Big data, data collection, and data mining were undoubtedly some of the top tech trends and stories for 2013.
And while the data the National Security Agency has been amassing is regarded by many as THE top story overall, the government has been collecting information about us since Thomas Jefferson directed the first census in 1790. This current census data—a treasure trove of social, economic, and housing demographics—is now easier to use, with the government providing API access to some of the data sets.
The US Census Bureau released Census Explorer, a new interactive tool that lets you extrapolate data and create a street view map of demographics for your neighborhood, city, and state, comparing it against other areas of the country. This mapping tool is powered by American Community Survey (ACS) statistics from the Census Bureau's API, an application programming interface that allows developers to take data sets and reuse them to create online and mobile apps.
Not only is data from the 1990 and 2000 censuses included but also the latest ACS five-year statistics from the period 2008 to 2012. The United States housing bubble, economic crisis, recession, and aftermath are all within this critical time frame.
What can you find out? Go to Census Explorer to zoom in or enter an address for the data you’d like to map, including:
- Total population
- Percent 65 and older
- Foreign-born population percentage
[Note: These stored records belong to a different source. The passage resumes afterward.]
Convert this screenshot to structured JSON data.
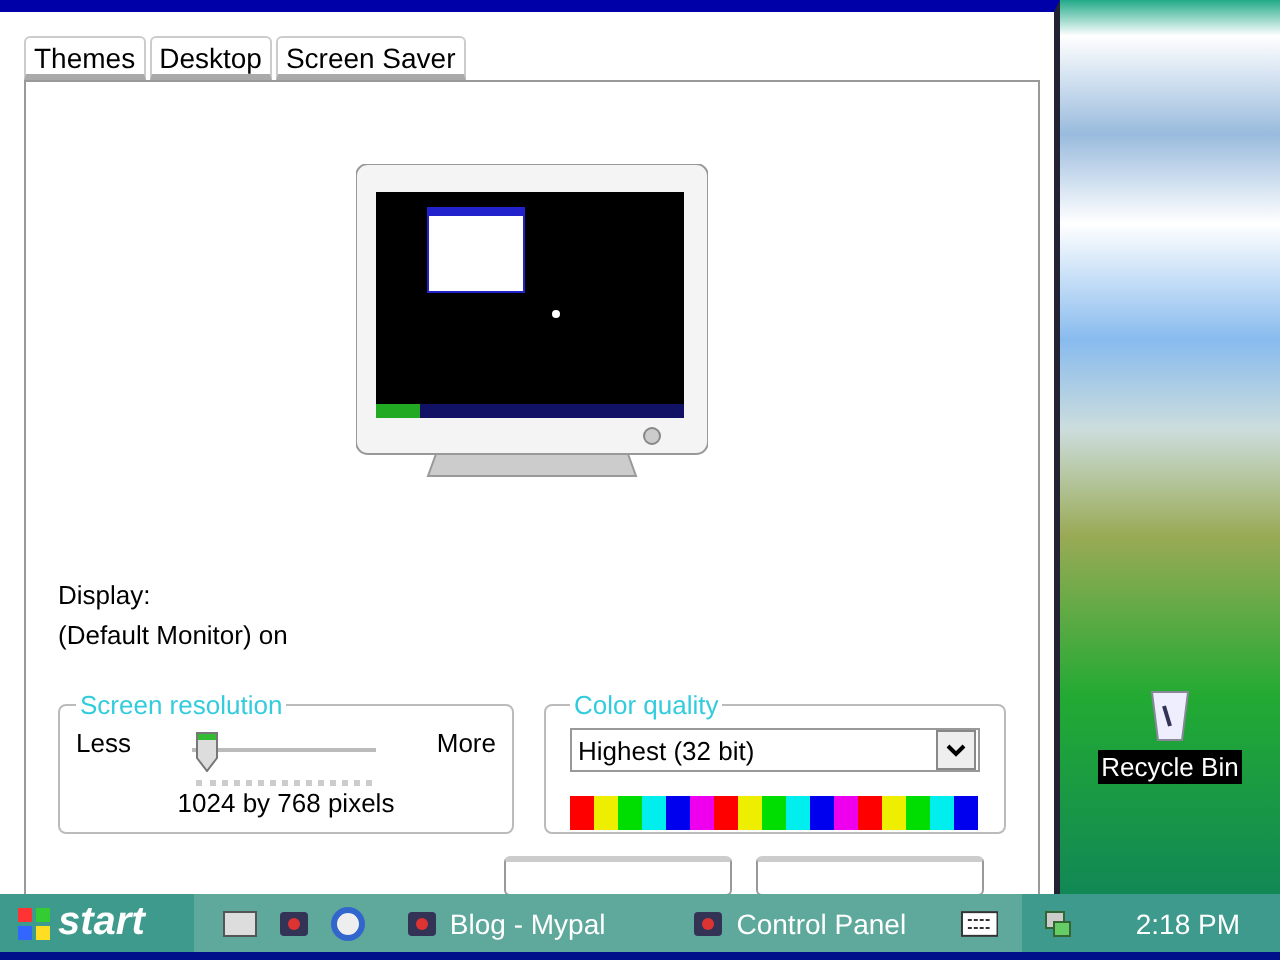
{
  "tabs": [
    {
      "label": "Themes",
      "selected": false
    },
    {
      "label": "Desktop",
      "selected": false
    },
    {
      "label": "Screen Saver",
      "selected": false
    }
  ],
  "display": {
    "label": "Display:",
    "value": "(Default Monitor) on"
  },
  "screen_resolution": {
    "title": "Screen resolution",
    "less": "Less",
    "more": "More",
    "level": 0.08,
    "reading": "1024 by 768 pixels"
  },
  "color_quality": {
    "title": "Color quality",
    "value": "Highest (32 bit)"
  },
  "desktop_icons": [
    {
      "label": "Recycle Bin"
    }
  ],
  "taskbar": {
    "start": "start",
    "tasks": [
      {
        "label": "Blog - Mypal"
      },
      {
        "label": "Control Panel"
      }
    ],
    "clock": "2:18 PM"
  }
}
- Percent of the population with a high school degree or higher
- Percent with a bachelor’s degree or higher
- Labor force participation rate
- Home ownership rate
- Median household income
According to the government, this is a pilot program and additional topics may be included in Census Explorer in the future.
However, there is additional information available at the neighborhood level through the American Community Survey statistics that includes more than forty social, economic, and housing topics, including health insurance coverage statistics. Approximately one in thirty-eight US households receives an invitation to participate in the American Community Survey each year.
So, what do you think? Did you learn anything new about your neighborhood?